- [What you will do] For the records below, work out the number of lines holding "Profile" and reply with only that.

** Information provided follows **

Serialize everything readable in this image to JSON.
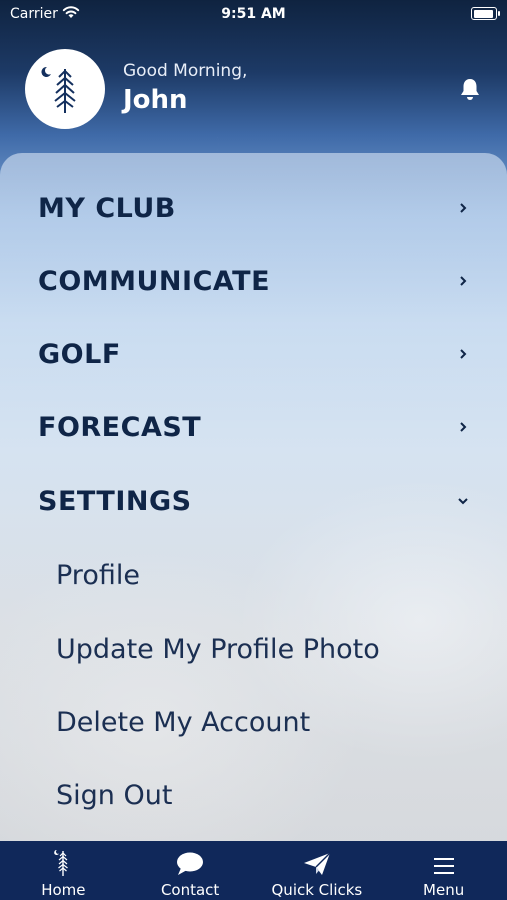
{
  "status_bar": {
    "carrier": "Carrier",
    "time": "9:51 AM"
  },
  "header": {
    "greeting": "Good Morning,",
    "name": "John"
  },
  "colors": {
    "navy": "#10285a",
    "menu_text": "#0f2547"
  },
  "menu": {
    "items": [
      {
        "label": "MY CLUB",
        "icon": "chevron-right-icon"
      },
      {
        "label": "COMMUNICATE",
        "icon": "chevron-right-icon"
      },
      {
        "label": "GOLF",
        "icon": "chevron-right-icon"
      },
      {
        "label": "FORECAST",
        "icon": "chevron-right-icon"
      },
      {
        "label": "SETTINGS",
        "icon": "chevron-down-icon",
        "expanded": true
      }
    ],
    "settings_sub": [
      {
        "label": "Profile"
      },
      {
        "label": "Update My Profile Photo"
      },
      {
        "label": "Delete My Account"
      },
      {
        "label": "Sign Out"
      }
    ]
  },
  "tabbar": {
    "tabs": [
      {
        "label": "Home",
        "icon": "tree-icon"
      },
      {
        "label": "Contact",
        "icon": "chat-bubble-icon"
      },
      {
        "label": "Quick Clicks",
        "icon": "paper-plane-icon"
      },
      {
        "label": "Menu",
        "icon": "hamburger-icon"
      }
    ]
  }
}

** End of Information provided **

- [Task solution] 2